── EXERCISE INPUT

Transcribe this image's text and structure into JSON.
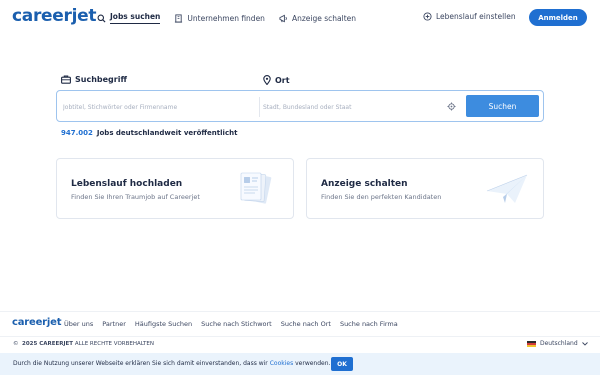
{
  "header": {
    "logo": "careerjet",
    "nav": [
      {
        "label": "Jobs suchen",
        "icon": "search-icon",
        "active": true
      },
      {
        "label": "Unternehmen finden",
        "icon": "building-icon",
        "active": false
      },
      {
        "label": "Anzeige schalten",
        "icon": "megaphone-icon",
        "active": false
      }
    ],
    "cv_link": "Lebenslauf einstellen",
    "login": "Anmelden"
  },
  "search": {
    "keyword_label": "Suchbegriff",
    "location_label": "Ort",
    "keyword_placeholder": "Jobtitel, Stichwörter oder Firmenname",
    "location_placeholder": "Stadt, Bundesland oder Staat",
    "button": "Suchen"
  },
  "jobs_count": {
    "number": "947.002",
    "text": "Jobs deutschlandweit veröffentlicht"
  },
  "cards": [
    {
      "title": "Lebenslauf hochladen",
      "subtitle": "Finden Sie Ihren Traumjob auf Careerjet",
      "icon": "documents-icon"
    },
    {
      "title": "Anzeige schalten",
      "subtitle": "Finden Sie den perfekten Kandidaten",
      "icon": "paper-plane-icon"
    }
  ],
  "footer": {
    "logo": "careerjet",
    "links": [
      "Über uns",
      "Partner",
      "Häufigste Suchen",
      "Suche nach Stichwort",
      "Suche nach Ort",
      "Suche nach Firma"
    ],
    "copyright_symbol": "©",
    "copyright_year_brand": "2025 CAREERJET",
    "copyright_rest": "ALLE RECHTE VORBEHALTEN",
    "language": "Deutschland"
  },
  "cookie": {
    "text_before": "Durch die Nutzung unserer Webseite erklären Sie sich damit einverstanden, dass wir",
    "link": "Cookies",
    "text_after": "verwenden.",
    "ok": "OK"
  },
  "colors": {
    "brand": "#1b5fae",
    "primary": "#1f6fd1",
    "search_button": "#3d8cdf",
    "cookie_bg": "#eaf3fc"
  }
}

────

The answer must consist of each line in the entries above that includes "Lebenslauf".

OUTPUT OF THE TASK:
    "cv_link": "Lebenslauf einstellen",
      "title": "Lebenslauf hochladen",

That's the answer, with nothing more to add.